= INSTRUCTIONS TO FOLLOW =
The entries are to be given again in full. Every word must match.

= RECORDS SHOWN =
#####

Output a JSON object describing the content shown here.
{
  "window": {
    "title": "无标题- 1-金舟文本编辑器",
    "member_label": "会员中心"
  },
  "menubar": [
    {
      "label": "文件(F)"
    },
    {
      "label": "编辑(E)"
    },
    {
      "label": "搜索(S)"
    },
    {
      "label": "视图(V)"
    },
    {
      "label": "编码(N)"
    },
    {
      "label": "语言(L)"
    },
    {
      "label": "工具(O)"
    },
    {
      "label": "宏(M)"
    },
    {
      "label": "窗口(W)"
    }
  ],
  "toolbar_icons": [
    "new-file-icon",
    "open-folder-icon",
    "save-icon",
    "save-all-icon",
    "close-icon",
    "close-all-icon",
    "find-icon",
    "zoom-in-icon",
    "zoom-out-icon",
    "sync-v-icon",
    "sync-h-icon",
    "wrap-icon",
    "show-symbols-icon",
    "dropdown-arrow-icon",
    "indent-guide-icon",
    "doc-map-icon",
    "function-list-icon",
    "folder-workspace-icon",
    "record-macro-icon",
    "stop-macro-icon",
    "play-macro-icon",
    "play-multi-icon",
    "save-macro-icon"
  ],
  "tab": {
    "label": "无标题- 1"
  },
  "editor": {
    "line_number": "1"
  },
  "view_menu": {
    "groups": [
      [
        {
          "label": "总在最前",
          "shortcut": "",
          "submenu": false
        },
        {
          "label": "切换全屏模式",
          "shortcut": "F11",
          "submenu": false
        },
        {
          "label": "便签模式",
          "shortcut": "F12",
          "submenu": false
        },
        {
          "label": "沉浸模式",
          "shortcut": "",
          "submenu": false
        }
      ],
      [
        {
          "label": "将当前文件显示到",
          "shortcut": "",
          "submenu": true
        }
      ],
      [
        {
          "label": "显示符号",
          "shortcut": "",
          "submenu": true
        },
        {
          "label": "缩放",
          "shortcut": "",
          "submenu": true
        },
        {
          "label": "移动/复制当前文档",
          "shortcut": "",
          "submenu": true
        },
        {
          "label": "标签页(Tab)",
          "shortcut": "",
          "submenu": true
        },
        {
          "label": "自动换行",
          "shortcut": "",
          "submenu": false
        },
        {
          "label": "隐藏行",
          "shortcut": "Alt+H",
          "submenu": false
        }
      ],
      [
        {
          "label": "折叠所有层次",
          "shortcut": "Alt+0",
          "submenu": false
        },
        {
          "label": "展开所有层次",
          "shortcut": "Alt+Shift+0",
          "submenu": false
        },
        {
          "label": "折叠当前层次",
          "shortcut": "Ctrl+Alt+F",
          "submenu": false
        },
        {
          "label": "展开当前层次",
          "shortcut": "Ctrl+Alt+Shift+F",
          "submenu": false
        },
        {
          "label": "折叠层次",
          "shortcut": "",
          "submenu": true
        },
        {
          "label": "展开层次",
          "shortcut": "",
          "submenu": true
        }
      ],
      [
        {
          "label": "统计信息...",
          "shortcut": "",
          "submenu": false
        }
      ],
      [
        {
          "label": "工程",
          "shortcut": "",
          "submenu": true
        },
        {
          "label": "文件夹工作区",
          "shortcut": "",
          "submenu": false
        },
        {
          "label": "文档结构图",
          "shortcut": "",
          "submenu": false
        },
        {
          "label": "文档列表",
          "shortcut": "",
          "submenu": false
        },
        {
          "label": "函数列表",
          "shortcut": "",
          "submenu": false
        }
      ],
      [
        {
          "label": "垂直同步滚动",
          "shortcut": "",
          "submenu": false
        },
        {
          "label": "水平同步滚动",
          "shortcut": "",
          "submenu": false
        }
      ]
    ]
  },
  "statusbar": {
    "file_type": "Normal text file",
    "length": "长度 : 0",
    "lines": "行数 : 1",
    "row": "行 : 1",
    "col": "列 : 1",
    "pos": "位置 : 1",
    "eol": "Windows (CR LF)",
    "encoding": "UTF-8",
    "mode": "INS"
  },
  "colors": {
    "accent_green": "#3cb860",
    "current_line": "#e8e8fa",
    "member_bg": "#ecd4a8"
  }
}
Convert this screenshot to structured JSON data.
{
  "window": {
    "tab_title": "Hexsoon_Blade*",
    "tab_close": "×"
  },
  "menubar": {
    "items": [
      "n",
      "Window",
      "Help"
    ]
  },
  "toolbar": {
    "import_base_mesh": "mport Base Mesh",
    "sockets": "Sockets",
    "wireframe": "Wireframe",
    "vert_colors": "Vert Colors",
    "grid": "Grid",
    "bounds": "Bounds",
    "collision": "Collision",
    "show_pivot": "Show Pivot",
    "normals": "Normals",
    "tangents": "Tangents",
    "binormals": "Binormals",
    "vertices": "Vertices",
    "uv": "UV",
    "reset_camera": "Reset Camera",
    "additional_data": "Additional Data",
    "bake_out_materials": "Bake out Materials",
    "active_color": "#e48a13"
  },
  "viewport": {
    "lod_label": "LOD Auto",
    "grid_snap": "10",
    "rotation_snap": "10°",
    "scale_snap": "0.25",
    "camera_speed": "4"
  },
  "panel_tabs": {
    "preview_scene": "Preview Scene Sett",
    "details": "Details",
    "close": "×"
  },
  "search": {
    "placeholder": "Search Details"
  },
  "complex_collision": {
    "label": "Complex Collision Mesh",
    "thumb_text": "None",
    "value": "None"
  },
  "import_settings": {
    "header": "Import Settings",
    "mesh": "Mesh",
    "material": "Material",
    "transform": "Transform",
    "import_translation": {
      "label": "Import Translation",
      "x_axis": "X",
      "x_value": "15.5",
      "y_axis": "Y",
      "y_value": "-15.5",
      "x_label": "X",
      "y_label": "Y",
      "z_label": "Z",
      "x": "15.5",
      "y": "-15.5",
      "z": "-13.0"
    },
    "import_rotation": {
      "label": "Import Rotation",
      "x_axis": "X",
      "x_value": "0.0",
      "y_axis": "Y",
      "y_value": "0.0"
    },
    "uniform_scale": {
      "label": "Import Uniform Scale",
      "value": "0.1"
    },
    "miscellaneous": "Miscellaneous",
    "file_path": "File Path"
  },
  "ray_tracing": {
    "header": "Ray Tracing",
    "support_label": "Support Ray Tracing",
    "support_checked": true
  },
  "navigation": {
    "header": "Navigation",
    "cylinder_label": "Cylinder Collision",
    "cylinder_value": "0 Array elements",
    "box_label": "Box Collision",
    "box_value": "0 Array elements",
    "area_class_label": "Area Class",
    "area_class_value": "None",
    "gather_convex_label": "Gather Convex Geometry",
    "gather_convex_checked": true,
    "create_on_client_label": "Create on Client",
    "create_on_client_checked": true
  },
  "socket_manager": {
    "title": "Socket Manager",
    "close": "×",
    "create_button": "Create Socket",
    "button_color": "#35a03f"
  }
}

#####

= SOLUTION =
Output a JSON object describing the content shown here.
{
  "window": {
    "title": "无标题- 1-金舟文本编辑器",
    "member_label": "会员中心"
  },
  "menubar": [
    {
      "label": "文件(F)"
    },
    {
      "label": "编辑(E)"
    },
    {
      "label": "搜索(S)"
    },
    {
      "label": "视图(V)"
    },
    {
      "label": "编码(N)"
    },
    {
      "label": "语言(L)"
    },
    {
      "label": "工具(O)"
    },
    {
      "label": "宏(M)"
    },
    {
      "label": "窗口(W)"
    }
  ],
  "toolbar_icons": [
    "new-file-icon",
    "open-folder-icon",
    "save-icon",
    "save-all-icon",
    "close-icon",
    "close-all-icon",
    "find-icon",
    "zoom-in-icon",
    "zoom-out-icon",
    "sync-v-icon",
    "sync-h-icon",
    "wrap-icon",
    "show-symbols-icon",
    "dropdown-arrow-icon",
    "indent-guide-icon",
    "doc-map-icon",
    "function-list-icon",
    "folder-workspace-icon",
    "record-macro-icon",
    "stop-macro-icon",
    "play-macro-icon",
    "play-multi-icon",
    "save-macro-icon"
  ],
  "tab": {
    "label": "无标题- 1"
  },
  "editor": {
    "line_number": "1"
  },
  "view_menu": {
    "groups": [
      [
        {
          "label": "总在最前",
          "shortcut": "",
          "submenu": false
        },
        {
          "label": "切换全屏模式",
          "shortcut": "F11",
          "submenu": false
        },
        {
          "label": "便签模式",
          "shortcut": "F12",
          "submenu": false
        },
        {
          "label": "沉浸模式",
          "shortcut": "",
          "submenu": false
        }
      ],
      [
        {
          "label": "将当前文件显示到",
          "shortcut": "",
          "submenu": true
        }
      ],
      [
        {
          "label": "显示符号",
          "shortcut": "",
          "submenu": true
        },
        {
          "label": "缩放",
          "shortcut": "",
          "submenu": true
        },
        {
          "label": "移动/复制当前文档",
          "shortcut": "",
          "submenu": true
        },
        {
          "label": "标签页(Tab)",
          "shortcut": "",
          "submenu": true
        },
        {
          "label": "自动换行",
          "shortcut": "",
          "submenu": false
        },
        {
          "label": "隐藏行",
          "shortcut": "Alt+H",
          "submenu": false
        }
      ],
      [
        {
          "label": "折叠所有层次",
          "shortcut": "Alt+0",
          "submenu": false
        },
        {
          "label": "展开所有层次",
          "shortcut": "Alt+Shift+0",
          "submenu": false
        },
        {
          "label": "折叠当前层次",
          "shortcut": "Ctrl+Alt+F",
          "submenu": false
        },
        {
          "label": "展开当前层次",
          "shortcut": "Ctrl+Alt+Shift+F",
          "submenu": false
        },
        {
          "label": "折叠层次",
          "shortcut": "",
          "submenu": true
        },
        {
          "label": "展开层次",
          "shortcut": "",
          "submenu": true
        }
      ],
      [
        {
          "label": "统计信息...",
          "shortcut": "",
          "submenu": false
        }
      ],
      [
        {
          "label": "工程",
          "shortcut": "",
          "submenu": true
        },
        {
          "label": "文件夹工作区",
          "shortcut": "",
          "submenu": false
        },
        {
          "label": "文档结构图",
          "shortcut": "",
          "submenu": false
        },
        {
          "label": "文档列表",
          "shortcut": "",
          "submenu": false
        },
        {
          "label": "函数列表",
          "shortcut": "",
          "submenu": false
        }
      ],
      [
        {
          "label": "垂直同步滚动",
          "shortcut": "",
          "submenu": false
        },
        {
          "label": "水平同步滚动",
          "shortcut": "",
          "submenu": false
        }
      ]
    ]
  },
  "statusbar": {
    "file_type": "Normal text file",
    "length": "长度 : 0",
    "lines": "行数 : 1",
    "row": "行 : 1",
    "col": "列 : 1",
    "pos": "位置 : 1",
    "eol": "Windows (CR LF)",
    "encoding": "UTF-8",
    "mode": "INS"
  },
  "colors": {
    "accent_green": "#3cb860",
    "current_line": "#e8e8fa",
    "member_bg": "#ecd4a8"
  }
}
Convert this screenshot to structured JSON data.
{
  "window": {
    "tab_title": "Hexsoon_Blade*",
    "tab_close": "×"
  },
  "menubar": {
    "items": [
      "n",
      "Window",
      "Help"
    ]
  },
  "toolbar": {
    "import_base_mesh": "mport Base Mesh",
    "sockets": "Sockets",
    "wireframe": "Wireframe",
    "vert_colors": "Vert Colors",
    "grid": "Grid",
    "bounds": "Bounds",
    "collision": "Collision",
    "show_pivot": "Show Pivot",
    "normals": "Normals",
    "tangents": "Tangents",
    "binormals": "Binormals",
    "vertices": "Vertices",
    "uv": "UV",
    "reset_camera": "Reset Camera",
    "additional_data": "Additional Data",
    "bake_out_materials": "Bake out Materials",
    "active_color": "#e48a13"
  },
  "viewport": {
    "lod_label": "LOD Auto",
    "grid_snap": "10",
    "rotation_snap": "10°",
    "scale_snap": "0.25",
    "camera_speed": "4"
  },
  "panel_tabs": {
    "preview_scene": "Preview Scene Sett",
    "details": "Details",
    "close": "×"
  },
  "search": {
    "placeholder": "Search Details"
  },
  "complex_collision": {
    "label": "Complex Collision Mesh",
    "thumb_text": "None",
    "value": "None"
  },
  "import_settings": {
    "header": "Import Settings",
    "mesh": "Mesh",
    "material": "Material",
    "transform": "Transform",
    "import_translation": {
      "label": "Import Translation",
      "x_axis": "X",
      "x_value": "15.5",
      "y_axis": "Y",
      "y_value": "-15.5",
      "x_label": "X",
      "y_label": "Y",
      "z_label": "Z",
      "x": "15.5",
      "y": "-15.5",
      "z": "-13.0"
    },
    "import_rotation": {
      "label": "Import Rotation",
      "x_axis": "X",
      "x_value": "0.0",
      "y_axis": "Y",
      "y_value": "0.0"
    },
    "uniform_scale": {
      "label": "Import Uniform Scale",
      "value": "0.1"
    },
    "miscellaneous": "Miscellaneous",
    "file_path": "File Path"
  },
  "ray_tracing": {
    "header": "Ray Tracing",
    "support_label": "Support Ray Tracing",
    "support_checked": true
  },
  "navigation": {
    "header": "Navigation",
    "cylinder_label": "Cylinder Collision",
    "cylinder_value": "0 Array elements",
    "box_label": "Box Collision",
    "box_value": "0 Array elements",
    "area_class_label": "Area Class",
    "area_class_value": "None",
    "gather_convex_label": "Gather Convex Geometry",
    "gather_convex_checked": true,
    "create_on_client_label": "Create on Client",
    "create_on_client_checked": true
  },
  "socket_manager": {
    "title": "Socket Manager",
    "close": "×",
    "create_button": "Create Socket",
    "button_color": "#35a03f"
  }
}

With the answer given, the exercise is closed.